How does the Hemodialysis treatment work?
- Haemodialysis is done three times a week
- Each treatment last 3 ½ -4 hours
- Treatments are given at the North West Dialysis Centre
- A nurse and a technician do the treatment in a dialysis clinic
How will I know what to do when I am assigned home dialysis treatment?
- The patient and a family member learn the procedure and do the treatments at home
How will my lifestyle be affected by Hemodialysis?
- The patient will not be able to perform any other activities on some days during dialysis
- They must be able to see and talk to nurses and doctors
- The patient has to follow a strict diet to remain healthy
- Some patients’ experience headaches, cramps, or nausea during the treatments
- The patient will need to check their blood access every day for signs of infection or clotting
What is Peritoneal Dialysis (PD)?
- PD is done by using the patient’s peritoneum as a dialyzer
- The peritoneum is a space in your abdomen
- A thin lining called the peritoneal membrane covers this area inside the human body
- The peritoneal membrane acts as dialyzer for the patient’s blood
- A special fluid called dialysate is put into the peritoneum
- The dialysate stays there for several hours
- Waste product and extra water move through the peritoneal membrane into the dialysate
- Then the used dialysate is drained away and replaced with fresh dialysate
How is access for Peritoneal Dialysis obtained?
- Dialysate goes in and out of the peritoneum through a small tube called a catheter
- The catheter is about the size of a straw
- It is put into the lower abdomen in a minor surgical procedure

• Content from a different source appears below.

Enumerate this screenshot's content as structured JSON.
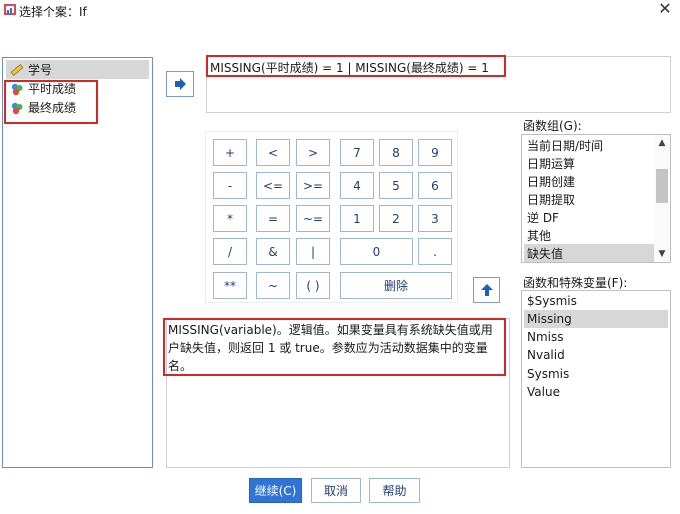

- The patient’s clothing covers the catheter when you are not using it
How is Peritoneal Dialysis Done?
- Each treatment is called an exchange
- The catheter connects to special tubing and a bag of fresh dialysate fluid
- Firstly the previous dialysate is drained out of the peritoneum
- The peritoneum is filled with the new dialysate
How will the patient learn to do Dialysis at home?
- The nurses at the clinic will teach the patient how to do their treatments
- Peritoneal dialysis training usually takes 1-2 weeks
- Home haemodialysis teaching usually takes 6-8 weeks
How can the patient take care of themselves?
- The patient must follow a prescribed diet and keep waste and water levels under control
- The patient must take the prescribes medication on time
- The patient must be willing to receive education on possible problems and know who to call for help.
- The patient must stay as physically active as possible
- Socialising with family and friends is important for mental health